vintage vs Innovation
Does an industry obsessed with the past have a place in the future?
The clash of old and new.
I used to be 100 percent sold on the premise that luxury mechanical watches will always be around. Now I’m not so sure because some things are not adding up right. See, this is 2018. We’re way past the point where people need to be told the differences between automatic and manual-winding, what is a chronograph, or why wear a mechanical watch at all when time is literally everywhere around us.
Yes, there’d been some good years, some crazy years, then there were some lean years, and finally the great crisis that saw pockets of the industry disappearing for good. These days, perhaps for fear of walking into their own traps or getting blindsided by world events—God only knows how unstable the global economy is right now—or seeing recent history repeat itself, luxury watch brands seem to have willingly given up their mojo. What is this? The proverbial seven years of famine, haute horlogerie edition?

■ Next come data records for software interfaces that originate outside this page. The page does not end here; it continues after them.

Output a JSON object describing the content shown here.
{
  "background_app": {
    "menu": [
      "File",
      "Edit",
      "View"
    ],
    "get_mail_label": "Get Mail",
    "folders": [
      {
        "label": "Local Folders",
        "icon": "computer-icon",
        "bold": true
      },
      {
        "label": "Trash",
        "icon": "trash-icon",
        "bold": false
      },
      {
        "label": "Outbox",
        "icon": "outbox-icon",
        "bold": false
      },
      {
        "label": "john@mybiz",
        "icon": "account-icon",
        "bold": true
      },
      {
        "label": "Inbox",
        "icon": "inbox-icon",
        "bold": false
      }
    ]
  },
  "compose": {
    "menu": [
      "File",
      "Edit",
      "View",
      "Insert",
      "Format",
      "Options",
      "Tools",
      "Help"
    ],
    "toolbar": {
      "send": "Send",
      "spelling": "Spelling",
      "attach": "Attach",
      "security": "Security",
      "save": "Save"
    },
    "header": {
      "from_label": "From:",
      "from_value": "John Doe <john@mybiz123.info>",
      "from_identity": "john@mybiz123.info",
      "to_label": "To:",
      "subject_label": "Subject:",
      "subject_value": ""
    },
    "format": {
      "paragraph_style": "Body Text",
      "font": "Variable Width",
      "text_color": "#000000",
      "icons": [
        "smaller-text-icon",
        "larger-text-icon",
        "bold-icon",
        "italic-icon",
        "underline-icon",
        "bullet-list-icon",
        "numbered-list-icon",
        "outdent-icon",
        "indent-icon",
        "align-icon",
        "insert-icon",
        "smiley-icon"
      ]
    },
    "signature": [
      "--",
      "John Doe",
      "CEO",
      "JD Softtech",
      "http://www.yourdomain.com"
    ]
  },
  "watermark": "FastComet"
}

Look at what’s been presented at the last five Basel and Geneva watch fairs. Seven out of every 10 novelties are some kind of throwback to a historic milestone of the brand or a modern interpretation of some historic timepiece or other. Vintage-inspired is the latest buzzword in the way that grande complication, in-house manufactured, craftsmanship and bespoke had once been. The difference, however, is that ideals such as grande complication, in-house manufactured, craftsmanship and bespoke were exactly that—ideals. They were about making better watches.
But vintage-inspired isn’t. It refers merely to a style of aesthetics rooted in the past; it has nothing to do with quality or performance. If anything it’s a regression; although thankfully, brands do make it a point to upgrade their vintage-inspired pieces with modern materials and techniques. Watch crystals, for instance, are often made of sapphire crystal instead of Plexiglas, cases are made waterproof, and movements are usually contemporary calibres with better precision—which begs the question: what is the point, then, of vintage-inspired watches that are not historically accurate?
Still, vintage-inspired sells. People just keep buying them. And that’s why brands keep making them. Encouraged by the worldwide vintage fashion redux as well as the growing prominence of luxury watch auctions, neo-vintage timepieces have never been more popular than now. Brands at every level of the market are pursuing consumers with this same strategy. Those with centuries of history have lots to mine—and they don’t hold back. Those without much history to speak of find ways to bridge themselves with a landmark event; the Second World War is a popular one.
The appeal is real of course, there’s little doubt about that. Vintage is beautiful. You only need to scroll through the online sales catalogue of luxury watch auctions to start getting hooked. It only becomes a problem when brands get so caught up in the vintage onslaught that they neglect other important areas of watchmaking, such as R&D. Once the backbone of the mechanical watch industry, research and development today feels like a vanity project more than anything else. Indeed, the watchmaking industry was built on science and technology. Not so much anymore.
Manufactures have finite amounts of time, money, manpower and production capacity. The more a manufacture devotes itself to producing neo-vintage watches, the less likely it is to push onward with new technical innovation. Technically innovative watches are not only more complex to produce; they are also more expensive and hence more difficult to sell. Neo-vintage watches on the other hand are comparatively inexpensive to produce and have a wide and long-lasting appeal. If you’re the CEO of a watch brand, what would you do?
Yet there isn’t a complete dearth of R&D and innovation. A few brands continue to fight the good fight. Very briefly, sparks of technical creativity emerged from the likes of Zenith with its Zenith oscillator delivered in the revolutionary Defy Lab; Audemars Piguet has made R&D a core competency as it unveiled the new RD#2 ultrathin perpetual calendar; Piaget too presses on with mind-blowing ultrathin concepts; Hublot pushes out a stunning all-red ceramic Big Bang; Rolex consistently introduces improvements to its watches; Patek Philippe has its Advanced Research pieces; Bulgari pulls no punches in producing ultrathin grande complications; Panerai worked on novel and useful technical advancements like BMG Tech and polarised crystal. These are all fantastic creations but even collectively they’re just a blip on the five-billion-dollar luxury watchmaking industry.
Why is the past so seductive to the modern watch aficionado? Is the rise of vintage-inspired timepieces killing innovation? There are many ways to look at it. Even leading chief executives are divided on the issue. We speak to seven of the most prominent CEOs in the industry to mine their thoughts.